Let’s say you’re building a house. It’s a formidable project requiring loads of tools and materials: a hammer, a ladder, a tape measure, a bunch of wood, maybe a book on framing (is it obvious I have no idea how to build a house?) Well, what if you actually had to construct your own hammer, ladder, and tape measure, go gather the wood yourself, and there were no framing books in sight? Building the house would be significantly more difficult, causing you to give up and go live in a cave instead.
It’s the same with Soroban. Not having the basic tools available to developers for Mainnet launch is a huge risk — not like, “I’m going to go live in a cave” risk, but we definitely want to ensure Soroban has all the fundamental building blocks for a viable ecosystem. And now is a wonderful time to start building these fundamentals!
If you’ve been around the blockchain block for a while, you probably have a good idea of the essentials we’re talking about.
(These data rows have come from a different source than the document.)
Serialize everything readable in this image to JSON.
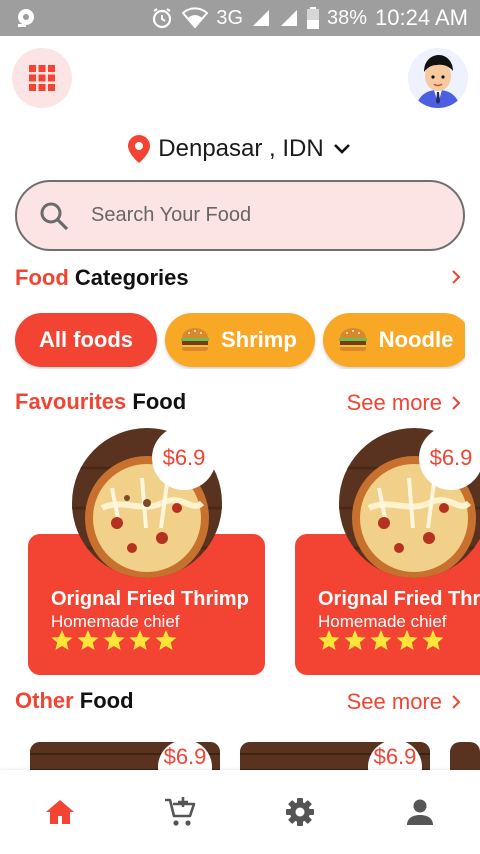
{
  "status_bar": {
    "network": "3G",
    "battery": "38%",
    "time": "10:24 AM"
  },
  "header": {
    "location": "Denpasar , IDN"
  },
  "search": {
    "placeholder": "Search Your Food"
  },
  "categories": {
    "title_accent": "Food",
    "title_rest": " Categories",
    "items": [
      {
        "label": "All foods",
        "active": true
      },
      {
        "label": "Shrimp",
        "active": false
      },
      {
        "label": "Noodle",
        "active": false
      }
    ]
  },
  "favourites": {
    "title_accent": "Favourites",
    "title_rest": " Food",
    "see_more": "See more",
    "items": [
      {
        "name": "Orignal Fried Thrimp",
        "subtitle": "Homemade chief",
        "price": "$6.9",
        "rating": 5
      },
      {
        "name": "Orignal Fried Thrimp",
        "subtitle": "Homemade chief",
        "price": "$6.9",
        "rating": 5
      }
    ]
  },
  "other": {
    "title_accent": "Other",
    "title_rest": " Food",
    "see_more": "See more",
    "items": [
      {
        "price": "$6.9"
      },
      {
        "price": "$6.9"
      }
    ]
  },
  "colors": {
    "accent": "#f24333",
    "chip_orange": "#f9a826",
    "search_bg": "#fde4e4"
  },
  "bottom_nav": {
    "items": [
      "home-icon",
      "cart-add-icon",
      "settings-icon",
      "profile-icon"
    ],
    "active": "home-icon"
  }
}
Soroban is unique (and appealing) because most of these tools and resources need to be built from scratch for a new paradigm. A lot of what’s out there already is applicable to Solidity and EVM, whereas Soroban is all about Rust and WASM. With this in mind, I spoke to several Soroban enthusiasts within the Stellar ecosystem and learned that many fundamentals fit into three main categories: public goods, basic application features, and educational materials.
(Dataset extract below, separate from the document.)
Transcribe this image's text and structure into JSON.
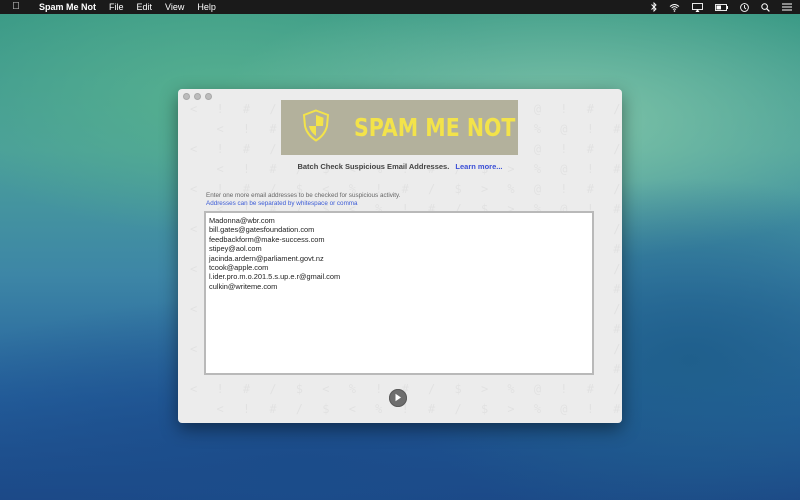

Let’s explore some specific tools and resources that would support the Soroban ecosystem.
Block explorers provide an interface for searching a blockchain and allow users to access data about transactions, addresses, ledgers, balances, and other metrics. Coupled with data analytics tools, you can interpret and visualize the data to identify key information that will ultimately help improve your dApp. Stellar already has some great block explorers like stellar.expert, but Soroban needs explorers that can retrieve data about smart contracts come Mainnet launch.
Then there are the security tools. Seen by some as rather humdrum, these tools are some of the most important to implement, especially considering some of the hacks we’ve seen throughout the industry’s history. Security tools conduct an analysis of contract code, then identify and fix any security issues. Ensuring your project is safe and secure helps strengthen user adoption.
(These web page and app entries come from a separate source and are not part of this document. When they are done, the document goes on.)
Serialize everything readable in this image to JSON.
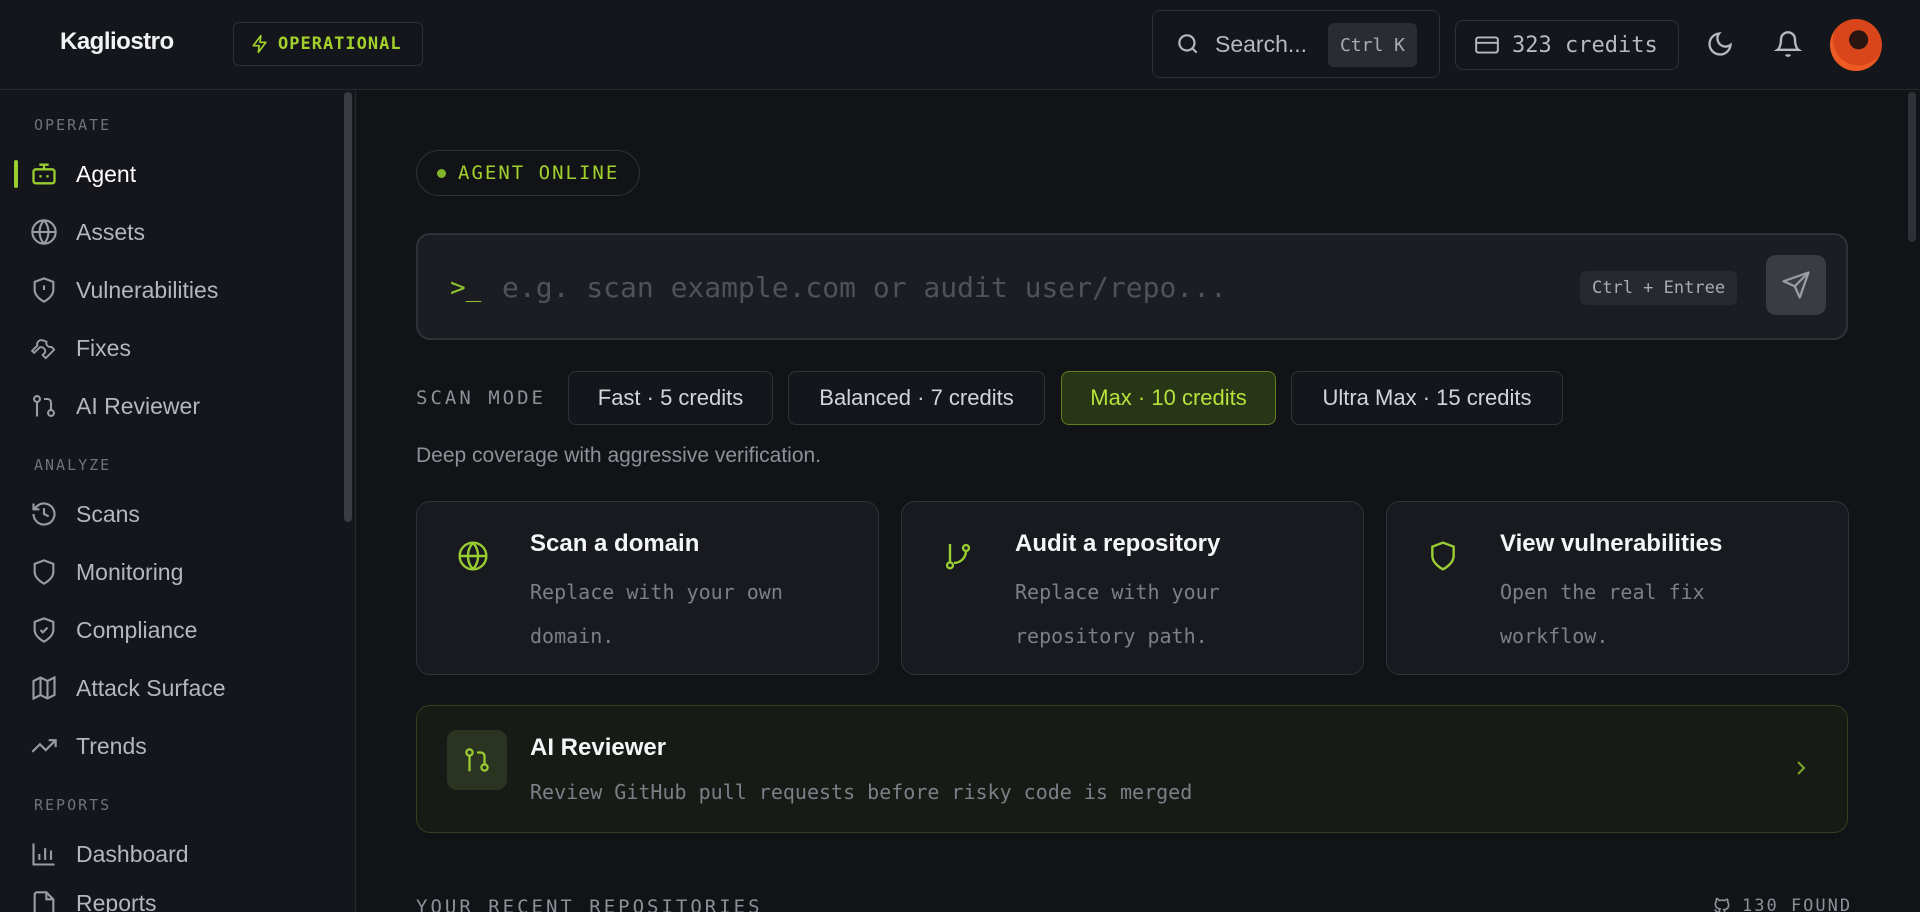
{
  "header": {
    "logo_text": "Kagliostro",
    "status": "OPERATIONAL",
    "search_placeholder": "Search...",
    "search_shortcut": "Ctrl K",
    "credits": "323 credits"
  },
  "sidebar": {
    "sections": [
      {
        "title": "OPERATE",
        "items": [
          {
            "label": "Agent",
            "icon": "robot-icon",
            "active": true
          },
          {
            "label": "Assets",
            "icon": "globe-icon"
          },
          {
            "label": "Vulnerabilities",
            "icon": "shield-alert-icon"
          },
          {
            "label": "Fixes",
            "icon": "wrench-icon"
          },
          {
            "label": "AI Reviewer",
            "icon": "git-pull-request-icon"
          }
        ]
      },
      {
        "title": "ANALYZE",
        "items": [
          {
            "label": "Scans",
            "icon": "history-icon"
          },
          {
            "label": "Monitoring",
            "icon": "shield-icon"
          },
          {
            "label": "Compliance",
            "icon": "shield-check-icon"
          },
          {
            "label": "Attack Surface",
            "icon": "map-icon"
          },
          {
            "label": "Trends",
            "icon": "trending-up-icon"
          }
        ]
      },
      {
        "title": "REPORTS",
        "items": [
          {
            "label": "Dashboard",
            "icon": "bar-chart-icon"
          },
          {
            "label": "Reports",
            "icon": "file-icon"
          }
        ]
      }
    ]
  },
  "main": {
    "agent_status": "AGENT ONLINE",
    "prompt": {
      "placeholder": "e.g. scan example.com or audit user/repo...",
      "shortcut": "Ctrl + Entree"
    },
    "scan_mode": {
      "label": "SCAN MODE",
      "options": [
        {
          "label": "Fast · 5 credits"
        },
        {
          "label": "Balanced · 7 credits"
        },
        {
          "label": "Max · 10 credits",
          "selected": true
        },
        {
          "label": "Ultra Max · 15 credits"
        }
      ],
      "description": "Deep coverage with aggressive verification."
    },
    "cards": [
      {
        "title": "Scan a domain",
        "desc": "Replace with your own domain.",
        "icon": "globe-icon"
      },
      {
        "title": "Audit a repository",
        "desc": "Replace with your repository path.",
        "icon": "git-branch-icon"
      },
      {
        "title": "View vulnerabilities",
        "desc": "Open the real fix workflow.",
        "icon": "shield-icon"
      }
    ],
    "reviewer": {
      "title": "AI Reviewer",
      "desc": "Review GitHub pull requests before risky code is merged"
    },
    "recent": {
      "title": "YOUR RECENT REPOSITORIES",
      "found": "130 FOUND"
    }
  },
  "colors": {
    "accent": "#9acd32",
    "background": "#121317",
    "panel": "#14161b"
  }
}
Oracles allow dApps to act in response to real-world information. A blockchain application by itself can only see and use data that’s on the blockchain. With the use of an oracle, smart contracts can execute based on real-world events, such as: a donation address being unlocked when a series of weather APIs confirms a natural disaster. Oracles allow dApps to interoperate more easily with our traditional systems.
Collateral-backed tokens allow users to lock their Stellar assets into a smart contract in exchange for protocol-issued tokens of equal representative value. The Stellar assets can then be used to lend or provide liquidity on the network. These types of stablecoin protocols are decentralized and typically over-collateralized to account for potential price volatility.
Treasury management is a major component in the successful functioning of a DAO. The treasury holds the funds for a decentralized organization and is controlled by the rules written in a smart contract. Members of the DAO can vote (voting systems are also written into the smart contract) on how to spend the assets in the treasury, and payments are executed automatically. Building these types of DAO tooling enables the coordination of future projects on the network with reduced trust assumptions.
Last but not least, we have educational content. This one’s open for interpretation — but having individual courses and series created by Soroban ambassadors is a great area for opportunity. Soroban is updated often, and having community members keep up with these changes, understand the state of the ecosystem, and document their learnings will make it much easier for other developers to get up to speed quickly and consistently. Whether you’re into creating video tutorials or written content, these educational materials are a great way to attract new developers and build your own reputation in the ecosystem.
The Soroban and Stellar story is a compelling one. We have the unique opportunity to create some significant overlap between Stellar’s established real-world use cases and Soroban’s DeFi potential. Stellar’s asset issuance capabilities and anchor network reach are unmatched — with the possibilities that smart contracts present, developers and innovators have the chance to succeed on Stellar where they couldn’t before. We want to give Soroban the greatest chance for success, and we’re excited to see what projects, tools, and resources are built in the coming months to make this happen.
And did we mention that building now is exciting? Soroban is a green field, open to innovation. You can be the earliest builder of a vital project on the platform, which is pretty cool. And if that isn’t tempting enough, rewards are also on the table — submit projects to Sorobanathon: Equinox or the Stellar Community Fund, two of SDF’s Soroban Adoption Fund programs.
Let’s conclude with some links to other helpful resources. Want to learn more about Soroban?